Secure Copy

If you’re logged in to a server via SSH, you can securely copy a file using SCP command tool or also known as “secure copy” to your local desktop, and vice versa. SCP uses SSH for data transfer, authentication and security. Here are several examples on how to use the SCP command line tool if you would like to securely transfer a file to and from your server. You’ll be asked for the user’s password for authentication.


# Copy the file "foobar.txt" from a remote host to the local host
$ scp /your/local/directory
# Copy the file "foobar.txt" from the local host to a remote host
$ scp foobar.txt

The downside of using SCP is that it is slow. It has been known to be slow. Here’s a quote from Spikelab’s blog.

SCP and the underlying SSH2 protocol implementation in OpenSSH is network performance limited by statically defined internal flow control buffers. These buffers often end up acting as a bottleneck for network throughput of SCP, especially on long and high bandwidth network links.

Despite the poor performance, it’s really not that bad with a tiny bit of patience.

The tradeoff is that you can safely transfer files without sacrificing your security.

Install S3cmd on Mac

Previously, I wrote about installing and accessing Amazon S3 (Simple Storage Service) from Ubuntu using s3cmd command line tool. Interestingly enough, the S3cmd command line tool is also available on the Mac, since MacOS is based on NeXT, which was based on BSD, which is a major variant of Unix. Anyways, you can install s3cmd on the Mac so you can access to Amazon S3 via the command line.

How to Install

$ sudo sudo python install


$ s3cmd --configure

The configuration will ask you to provide your access key and secret key. You can get those keys from your AWS account or your AWS administrator.

Once it’s configured and you have access to the S3, you can try the following commands.

# list the files
$ s3cmd ls 
# get file sizes in human form
$ s3cmd du -H s3://yourbucket
# create a new bucket
$ s3cmd mb s3://newbucket
# put file into bucket
$ s3cmd put filename.ext s3://bucket/folder
# get file from bucket
$ s3cmd get s3://yourbucket/yourfolder/yourfile
# delete file from bucket
$ s3cmd del s3://yourbucket/yourfolder/yourfile

There are a lot more commands you can explore. Here’s the documentation.

Override WordPress Video Dimensions

WordPress comes with its own media player. It supports M4a, MP4, OGG, WebM, FLV, WMV, MP3, WAV and WMA formats. In addition, you can also embed videos from a dozen external sites such as YouTube, Vimeo, etc. WordPress will automatically embed the video when you add it to your post. You can change the dimensions of your videos by overriding the width and the height of the media player.

Edit the functions.php file, and add the following code.

function override_video_dimensions( $out, $pairs, $atts ) {
  $out['width'] = '640';
  $out['height'] = '360';
  return $out;
add_filter( 'shortcode_atts_video', 'override_video_dimensions', 10, 3 );

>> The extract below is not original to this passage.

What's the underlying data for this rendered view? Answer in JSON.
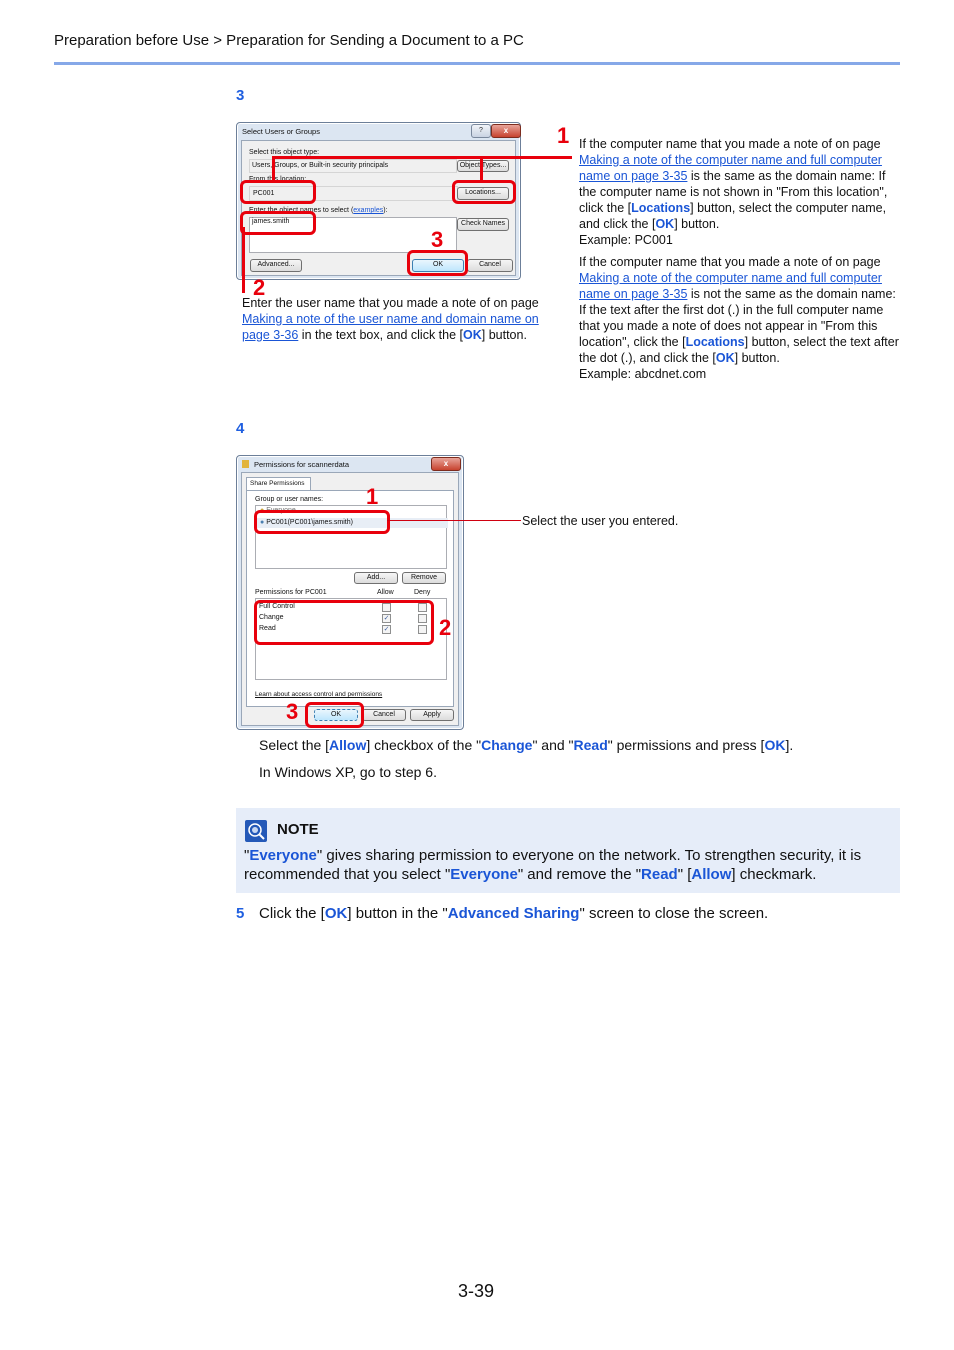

Here’s how to add YouTube videos in WordPress.

Ghost Blogging Platform

I wanted to try Ghost, a CMS and blogging platform, which is an alternative for WordPress. Unlike WordPress which runs on PHP, Ghost runs on top of Node.js, a fast, scalable and extremely efficient Javascript runtime platform. Ember.js is used for the administration area making for a slick and smooth user experience. Ghost uses Handlebars, a powerful and logicless templating language.

Installation of Ghost on Digital Ocean is a breeze since there’s already a one-click Ghost app available from a list of ready-to-made list of app images. You can get a Ghost site up and running in less than 2 minutes.

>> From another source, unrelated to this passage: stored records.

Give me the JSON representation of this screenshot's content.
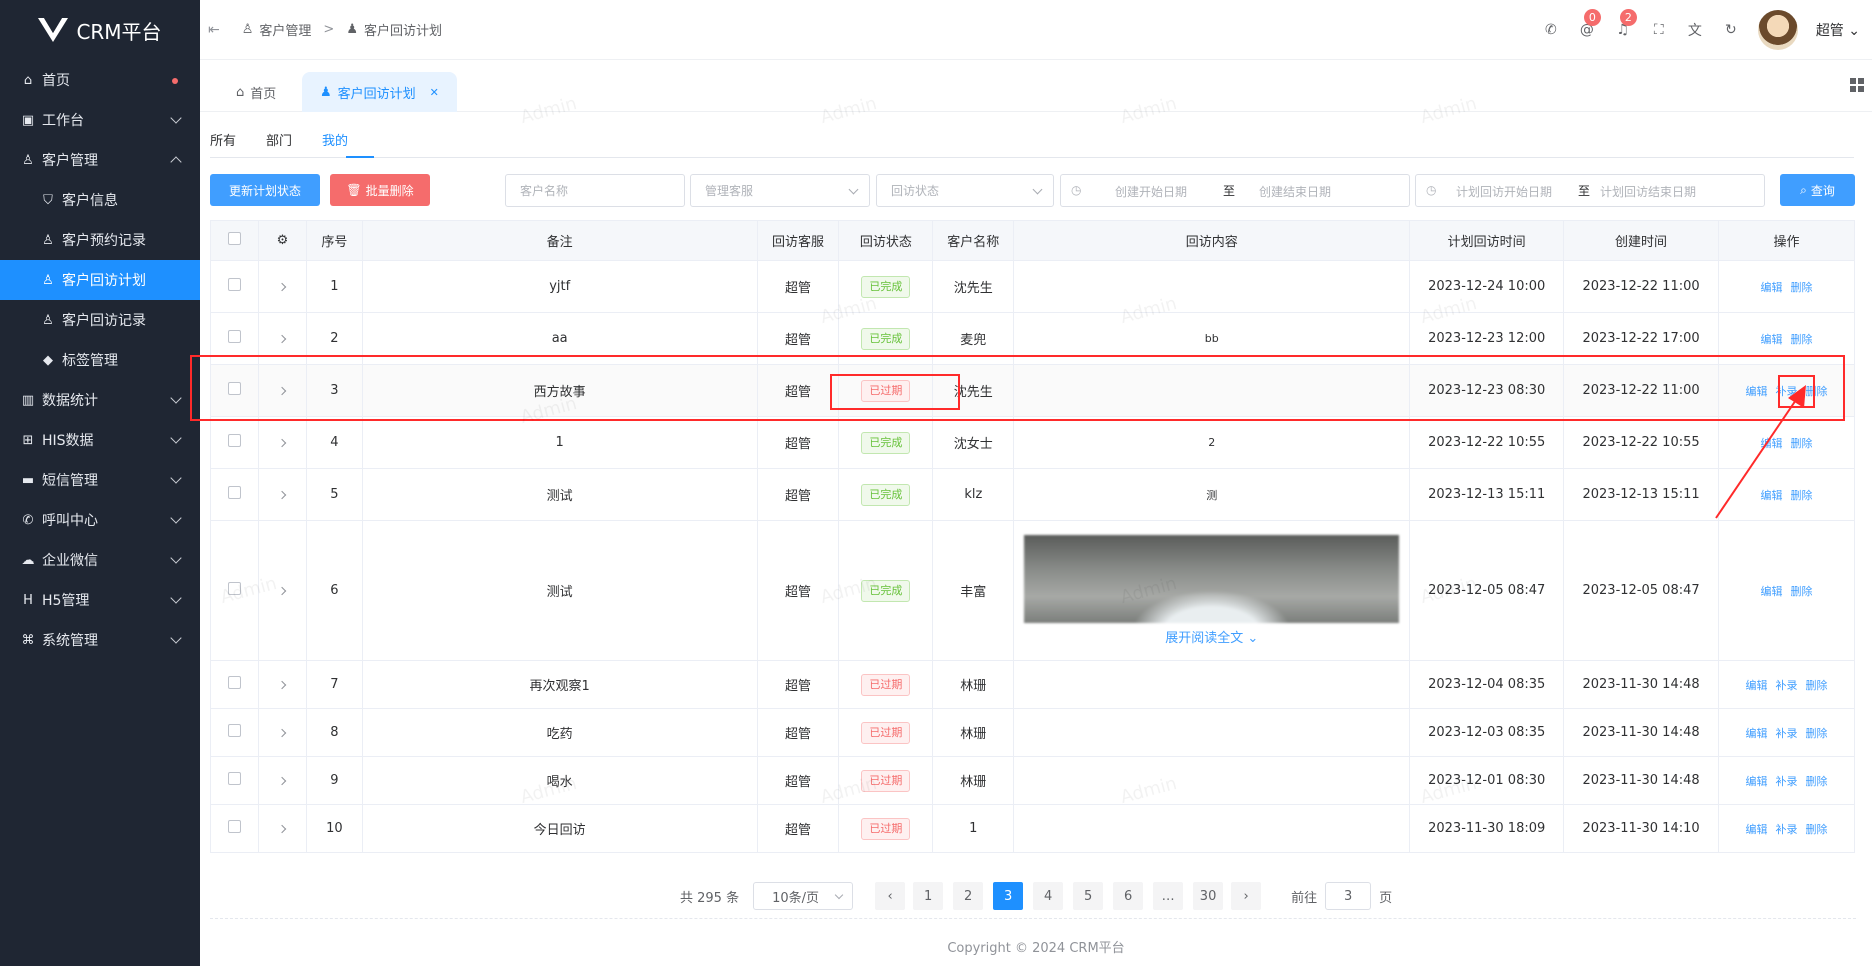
{
  "app": {
    "title": "CRM平台"
  },
  "sidebar": {
    "items": [
      {
        "label": "首页",
        "icon": "home-icon",
        "dot": true
      },
      {
        "label": "工作台",
        "icon": "briefcase-icon",
        "chevron": "down"
      },
      {
        "label": "客户管理",
        "icon": "user-icon",
        "chevron": "up"
      },
      {
        "label": "客户信息",
        "icon": "shield-user-icon",
        "sub": true
      },
      {
        "label": "客户预约记录",
        "icon": "user-icon",
        "sub": true
      },
      {
        "label": "客户回访计划",
        "icon": "user-icon",
        "sub": true,
        "active": true
      },
      {
        "label": "客户回访记录",
        "icon": "user-icon",
        "sub": true
      },
      {
        "label": "标签管理",
        "icon": "badge-icon",
        "sub": true
      },
      {
        "label": "数据统计",
        "icon": "bar-chart-icon",
        "chevron": "down"
      },
      {
        "label": "HIS数据",
        "icon": "hospital-icon",
        "chevron": "down"
      },
      {
        "label": "短信管理",
        "icon": "message-icon",
        "chevron": "down"
      },
      {
        "label": "呼叫中心",
        "icon": "phone-icon",
        "chevron": "down"
      },
      {
        "label": "企业微信",
        "icon": "wechat-icon",
        "chevron": "down"
      },
      {
        "label": "H5管理",
        "icon": "h5-icon",
        "chevron": "down"
      },
      {
        "label": "系统管理",
        "icon": "command-icon",
        "chevron": "down"
      }
    ]
  },
  "header": {
    "breadcrumb": [
      "客户管理",
      "客户回访计划"
    ],
    "badges": {
      "mentions": "0",
      "notifications": "2"
    },
    "user": "超管"
  },
  "tabs": [
    {
      "label": "首页"
    },
    {
      "label": "客户回访计划"
    }
  ],
  "subtabs": [
    "所有",
    "部门",
    "我的"
  ],
  "toolbar": {
    "update_status": "更新计划状态",
    "batch_delete": "批量删除",
    "customer_name_ph": "客户名称",
    "manager_ph": "管理客服",
    "status_ph": "回访状态",
    "create_start_ph": "创建开始日期",
    "create_end_ph": "创建结束日期",
    "plan_start_ph": "计划回访开始日期",
    "plan_end_ph": "计划回访结束日期",
    "to": "至",
    "search": "查询"
  },
  "table": {
    "headers": [
      "序号",
      "备注",
      "回访客服",
      "回访状态",
      "客户名称",
      "回访内容",
      "计划回访时间",
      "创建时间",
      "操作"
    ],
    "rows": [
      {
        "no": "1",
        "remark": "yjtf",
        "agent": "超管",
        "status": "已完成",
        "ok": true,
        "customer": "沈先生",
        "content": "",
        "plan": "2023-12-24 10:00",
        "created": "2023-12-22 11:00",
        "ops": [
          "编辑",
          "删除"
        ]
      },
      {
        "no": "2",
        "remark": "aa",
        "agent": "超管",
        "status": "已完成",
        "ok": true,
        "customer": "麦兜",
        "content": "bb",
        "plan": "2023-12-23 12:00",
        "created": "2023-12-22 17:00",
        "ops": [
          "编辑",
          "删除"
        ]
      },
      {
        "no": "3",
        "remark": "西方故事",
        "agent": "超管",
        "status": "已过期",
        "ok": false,
        "customer": "沈先生",
        "content": "",
        "plan": "2023-12-23 08:30",
        "created": "2023-12-22 11:00",
        "ops": [
          "编辑",
          "补录",
          "删除"
        ]
      },
      {
        "no": "4",
        "remark": "1",
        "agent": "超管",
        "status": "已完成",
        "ok": true,
        "customer": "沈女士",
        "content": "2",
        "plan": "2023-12-22 10:55",
        "created": "2023-12-22 10:55",
        "ops": [
          "编辑",
          "删除"
        ]
      },
      {
        "no": "5",
        "remark": "测试",
        "agent": "超管",
        "status": "已完成",
        "ok": true,
        "customer": "klz",
        "content": "测",
        "plan": "2023-12-13 15:11",
        "created": "2023-12-13 15:11",
        "ops": [
          "编辑",
          "删除"
        ]
      },
      {
        "no": "6",
        "remark": "测试",
        "agent": "超管",
        "status": "已完成",
        "ok": true,
        "customer": "丰富",
        "content": "",
        "image": true,
        "more": "展开阅读全文",
        "plan": "2023-12-05 08:47",
        "created": "2023-12-05 08:47",
        "ops": [
          "编辑",
          "删除"
        ]
      },
      {
        "no": "7",
        "remark": "再次观察1",
        "agent": "超管",
        "status": "已过期",
        "ok": false,
        "customer": "林珊",
        "content": "",
        "plan": "2023-12-04 08:35",
        "created": "2023-11-30 14:48",
        "ops": [
          "编辑",
          "补录",
          "删除"
        ]
      },
      {
        "no": "8",
        "remark": "吃药",
        "agent": "超管",
        "status": "已过期",
        "ok": false,
        "customer": "林珊",
        "content": "",
        "plan": "2023-12-03 08:35",
        "created": "2023-11-30 14:48",
        "ops": [
          "编辑",
          "补录",
          "删除"
        ]
      },
      {
        "no": "9",
        "remark": "喝水",
        "agent": "超管",
        "status": "已过期",
        "ok": false,
        "customer": "林珊",
        "content": "",
        "plan": "2023-12-01 08:30",
        "created": "2023-11-30 14:48",
        "ops": [
          "编辑",
          "补录",
          "删除"
        ]
      },
      {
        "no": "10",
        "remark": "今日回访",
        "agent": "超管",
        "status": "已过期",
        "ok": false,
        "customer": "1",
        "content": "",
        "plan": "2023-11-30 18:09",
        "created": "2023-11-30 14:10",
        "ops": [
          "编辑",
          "补录",
          "删除"
        ]
      }
    ]
  },
  "pagination": {
    "total": "共 295 条",
    "page_size": "10条/页",
    "pages": [
      "1",
      "2",
      "3",
      "4",
      "5",
      "6",
      "…",
      "30"
    ],
    "current": "3",
    "goto_label": "前往",
    "goto_value": "3",
    "page_unit": "页"
  },
  "footer": "Copyright © 2024 CRM平台",
  "watermark": "Admin",
  "colors": {
    "primary": "#1e90ff",
    "danger": "#f56c6c",
    "success": "#67c23a",
    "sidebar": "#1f2633",
    "annotation": "#ff2a2a"
  }
}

How does it compare to WordPress?

If you’re new to blogging and you want something setup fast, Ghost may very well be your blogging platform. It’s has a simple but yet powerful interface. If you’re WordPress user, you may find the simplicity a little bit underwhelming. As far as themes and plugins, you will need to search for them online. There are free and paid Ghost themes.

If you’re thinking about extending the functionality of Ghost, you’ll need to learn Javascript. There are also dozens of apps online that you can install. Ghost is not as robust as WordPress, but if you want a no-nonsense blog, give Ghost a try. You may like it more than WordPress.